August 22, 2018 by Greg Meckbach
Claims adjusters could soon have part of their work replaced by software that looks at photos and decides whether property is damaged, but there is still a need for humans in the process, one researcher predicts.
When properties are damaged in a major catastrophe by a wind storm or flood, “typically it takes the insurance company a few weeks to send someone out to assess the damage to property,” Aditya Kaul, lead analyst for research firm Tractica, said in an interview Tuesday.
To expedite the process, some P&C insurers are using unmanned aerial vehicles (or drones) to survey damage and take pictures. In some cases, they use computer software to assess the damage in the pictures automatically. This is also true for auto damage, explained Kaul, who works out of London, England for Boulder, Colo.-based Tractica.
Using artificial intelligence, computer software can be programmed to flag certain things in images. Based on a photo, the software is designed to decide whether or not a piece of property is damaged. Some claims organizations “automate the process to a considerable degree, so rather than waiting a few weeks, you typically would get the decision on the claim in a few days,” Kaul said. “That would not be possible without artificial intelligence.”
But there is still a manual aspect to the process right now. “Someone has to sit and tag a lot of these images, train these models and a lot of effort needs to be put in [by humans],” Kaul said.
In a few years’ time, AI models will come pre-trained to identify roof damage or flood damage. So it is possible that data service vendors or business software vendors would sell software that is “trained” to decide whether or not a photo shows flood or wind damage. In those cases, carriers and adjusters do not “have to go and train these models,” Kaul said. “These would be pre-trained with existing images. Someone can just pick these off the shelf.”
Kaul does not know of any vendor providing this specific type of service, although he said there are thousands of “one-man garage shops” in the technology industry. “There is a gap in the market.” he said, but has no doubt there will soon be companies providing these pre-trained software algorithms.
In the meantime, Kaul said, “I would say over the next three, four or five years, as this gets rolled out, there will definitely be humans checking a lot of those decisions because the trust in AI is not that high. Up until now, it has been a human making these decisions, and it is a business-critical decision, so it is going to be hard for an insurance company to completely trust AI.”

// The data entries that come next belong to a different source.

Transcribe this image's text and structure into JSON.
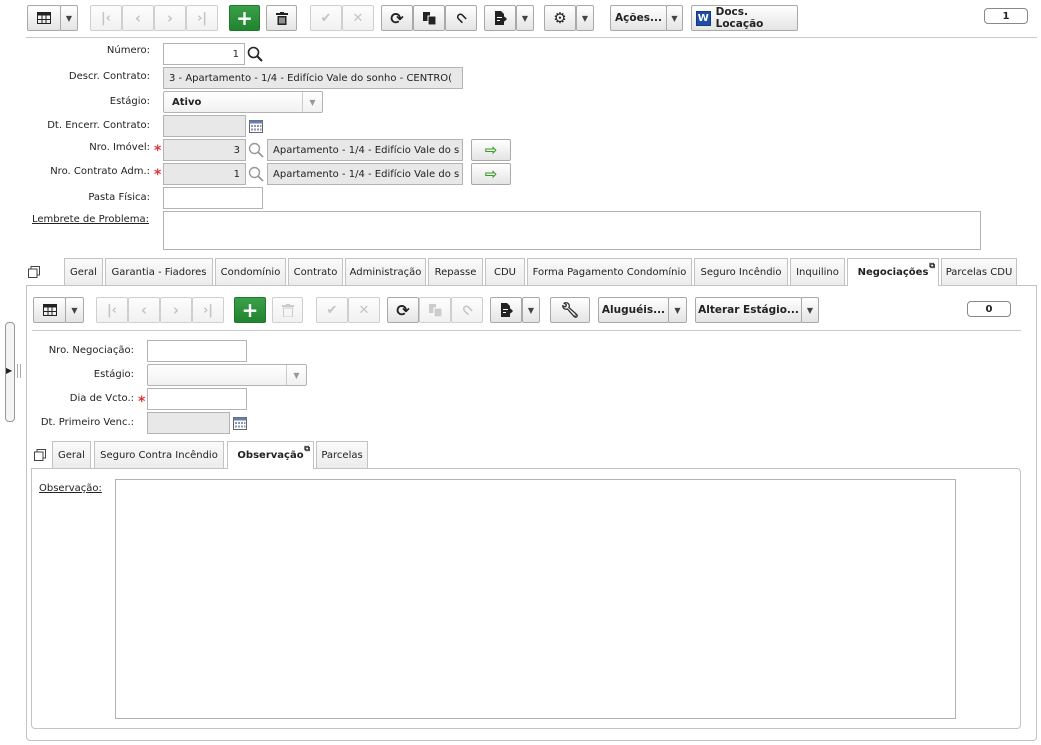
{
  "toolbar": {
    "acoes_label": "Ações...",
    "docs_label": "Docs. Locação",
    "record_count": "1"
  },
  "form": {
    "numero_label": "Número:",
    "numero_value": "1",
    "descr_label": "Descr. Contrato:",
    "descr_value": "3 - Apartamento - 1/4 - Edifício Vale do sonho - CENTRO(",
    "estagio_label": "Estágio:",
    "estagio_value": "Ativo",
    "dt_encerr_label": "Dt. Encerr. Contrato:",
    "dt_encerr_value": "",
    "nro_imovel_label": "Nro. Imóvel:",
    "nro_imovel_value": "3",
    "nro_imovel_desc": "Apartamento - 1/4 - Edifício Vale do s",
    "nro_contrato_label": "Nro. Contrato Adm.:",
    "nro_contrato_value": "1",
    "nro_contrato_desc": "Apartamento - 1/4 - Edifício Vale do s",
    "pasta_label": "Pasta Física:",
    "pasta_value": "",
    "lembrete_label": "Lembrete de Problema:",
    "lembrete_value": ""
  },
  "tabs": [
    {
      "label": "Geral"
    },
    {
      "label": "Garantia - Fiadores"
    },
    {
      "label": "Condomínio"
    },
    {
      "label": "Contrato"
    },
    {
      "label": "Administração"
    },
    {
      "label": "Repasse"
    },
    {
      "label": "CDU"
    },
    {
      "label": "Forma Pagamento Condomínio"
    },
    {
      "label": "Seguro Incêndio"
    },
    {
      "label": "Inquilino"
    },
    {
      "label": "Negociações"
    },
    {
      "label": "Parcelas CDU"
    }
  ],
  "inner_toolbar": {
    "alugueis_label": "Aluguéis...",
    "alterar_label": "Alterar Estágio...",
    "record_count": "0"
  },
  "inner_form": {
    "nro_neg_label": "Nro. Negociação:",
    "nro_neg_value": "",
    "estagio_label": "Estágio:",
    "estagio_value": "",
    "dia_vcto_label": "Dia de Vcto.:",
    "dia_vcto_value": "",
    "dt_primeiro_label": "Dt. Primeiro Venc.:",
    "dt_primeiro_value": ""
  },
  "inner_tabs": [
    {
      "label": "Geral"
    },
    {
      "label": "Seguro Contra Incêndio"
    },
    {
      "label": "Observação"
    },
    {
      "label": "Parcelas"
    }
  ],
  "observacao": {
    "label": "Observação:",
    "value": ""
  },
  "colors": {
    "accent_green": "#2a8f37",
    "required": "#dd3333"
  }
}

Tractica announced Monday the release of a report, Artificial Intelligence Market Forecasts, which forecasts that global revenue from AI software implementations will increase from $8.1 billion in 2018 to $105.8 billion by 2025. All figures are in U.S. dollars and are for AI software spending by all kinds of organizations – including but not limited to insurance.